Myers published seventeen books, ranging from fantasy and historical fiction of the American Old West to epic poetry and histories of the West. His first book, The Harp and the Blade (1941), was a historical novel set in tenth-century France. Myers' best-known work is the literary fantasy novel Silverlock published during 1949, which was reprinted during 1966 by Ace Books, with forewords and accolades from Poul Anderson, Larry Niven and Jerry Pournelle.[2] The novel's settings and characters, other than the protagonist, are drawn entirely from numerous other works of literature, such as the Odyssey and Don Quixote. His last book, The Moon's Fire-Eating Daughter (1981), was advertised as a sequel to Silverlock. Myers' nonfiction works included a history of the Alamo, the first biography of Doc Holliday, a study of the vigilante movement in San Francisco, and a well researched biography of Hugh Glass, an early American fur trapper and frontiersman.

Fiction[edit]

Fantasy[edit]

Historical Fiction[edit]

Poetry[edit]

Non-Fiction[edit]

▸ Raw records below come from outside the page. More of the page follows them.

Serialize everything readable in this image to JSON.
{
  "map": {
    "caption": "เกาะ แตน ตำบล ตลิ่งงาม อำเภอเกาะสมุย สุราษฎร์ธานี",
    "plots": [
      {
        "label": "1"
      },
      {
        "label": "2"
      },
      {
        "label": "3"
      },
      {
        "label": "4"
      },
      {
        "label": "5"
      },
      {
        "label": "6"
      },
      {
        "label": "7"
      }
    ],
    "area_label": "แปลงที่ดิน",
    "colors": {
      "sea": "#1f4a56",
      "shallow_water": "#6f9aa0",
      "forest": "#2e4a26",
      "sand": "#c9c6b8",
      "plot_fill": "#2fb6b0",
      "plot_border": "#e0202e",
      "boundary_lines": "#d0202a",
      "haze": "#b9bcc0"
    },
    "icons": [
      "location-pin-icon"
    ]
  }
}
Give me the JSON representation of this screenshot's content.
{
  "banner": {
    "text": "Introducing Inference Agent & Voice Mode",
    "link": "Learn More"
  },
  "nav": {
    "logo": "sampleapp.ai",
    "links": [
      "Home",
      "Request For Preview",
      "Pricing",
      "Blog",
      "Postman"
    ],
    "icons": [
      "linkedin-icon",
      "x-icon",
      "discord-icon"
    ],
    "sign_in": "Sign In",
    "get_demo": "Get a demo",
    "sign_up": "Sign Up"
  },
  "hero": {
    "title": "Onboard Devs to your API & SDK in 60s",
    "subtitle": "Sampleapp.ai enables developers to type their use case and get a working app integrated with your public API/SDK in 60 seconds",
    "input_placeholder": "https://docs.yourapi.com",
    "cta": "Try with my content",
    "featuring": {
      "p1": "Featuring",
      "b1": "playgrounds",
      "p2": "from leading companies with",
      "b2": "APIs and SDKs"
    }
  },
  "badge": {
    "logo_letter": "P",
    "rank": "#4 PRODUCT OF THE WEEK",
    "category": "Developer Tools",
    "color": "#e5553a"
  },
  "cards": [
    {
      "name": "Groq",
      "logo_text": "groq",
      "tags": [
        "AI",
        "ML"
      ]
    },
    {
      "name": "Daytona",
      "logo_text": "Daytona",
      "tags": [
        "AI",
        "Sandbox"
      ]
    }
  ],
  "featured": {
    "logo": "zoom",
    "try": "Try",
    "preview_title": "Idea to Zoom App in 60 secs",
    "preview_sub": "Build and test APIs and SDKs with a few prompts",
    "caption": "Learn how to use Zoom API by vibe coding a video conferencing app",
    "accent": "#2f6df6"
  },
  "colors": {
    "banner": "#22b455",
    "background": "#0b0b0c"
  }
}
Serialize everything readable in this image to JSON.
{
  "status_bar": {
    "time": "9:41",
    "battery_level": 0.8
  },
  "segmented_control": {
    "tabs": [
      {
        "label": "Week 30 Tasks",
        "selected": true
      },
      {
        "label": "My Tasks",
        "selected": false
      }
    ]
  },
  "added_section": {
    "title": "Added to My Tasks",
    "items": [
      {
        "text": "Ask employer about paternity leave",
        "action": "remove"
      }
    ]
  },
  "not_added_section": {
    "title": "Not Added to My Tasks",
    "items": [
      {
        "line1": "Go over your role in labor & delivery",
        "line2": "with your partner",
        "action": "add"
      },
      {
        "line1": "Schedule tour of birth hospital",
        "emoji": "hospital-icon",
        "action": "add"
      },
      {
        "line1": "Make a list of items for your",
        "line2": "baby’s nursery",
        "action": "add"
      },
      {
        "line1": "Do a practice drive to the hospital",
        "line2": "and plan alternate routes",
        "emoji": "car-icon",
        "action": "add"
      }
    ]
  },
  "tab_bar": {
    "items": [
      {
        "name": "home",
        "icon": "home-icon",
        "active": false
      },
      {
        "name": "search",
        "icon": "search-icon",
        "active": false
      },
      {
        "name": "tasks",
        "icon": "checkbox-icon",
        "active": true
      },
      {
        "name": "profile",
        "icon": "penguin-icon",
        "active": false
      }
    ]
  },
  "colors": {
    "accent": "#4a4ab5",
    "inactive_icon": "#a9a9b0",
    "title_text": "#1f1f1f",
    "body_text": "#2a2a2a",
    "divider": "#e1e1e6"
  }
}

  • The Alamo (1948).
  • The Last Chance: Tombstone's Early Years (1950).
  • Doc Holliday (1955).
  • The Deaths of the Bravos (1962), Western history.
  • The Saga of Hugh Glass: Pirate, Pawnee, and Mountain Man (1963), reprinted by University of Nebraska Press, ISBN 0-8032-0867-7.
  • San Francisco's Reign of Terror (1966).
  • Print in a Wild Land (1967).
  • The Westerners: A Roundup of Pioneer Reminiscences (1969).
  • The Border Wardens: A History of the United States Border Patrol and Its Ceaseless Struggle to Stem the Tide of Wetbacks, Booze and Pot Across America's Wildest Boundary(1971), ISBN 0-13-080218-2.

See also[edit]

References[edit]

  1. ^ a b c d "About the Author" (provided by Myers). John Myers Myers, The Moon's Fire-eating Daughter, Ace Books, 1984, ISBN 0-441-54172-0.
  2. ^ Silverlock, John Myers Myers. Ace Books, 1966 (fifth printing), ISBN 0-441-76672-2

External links[edit]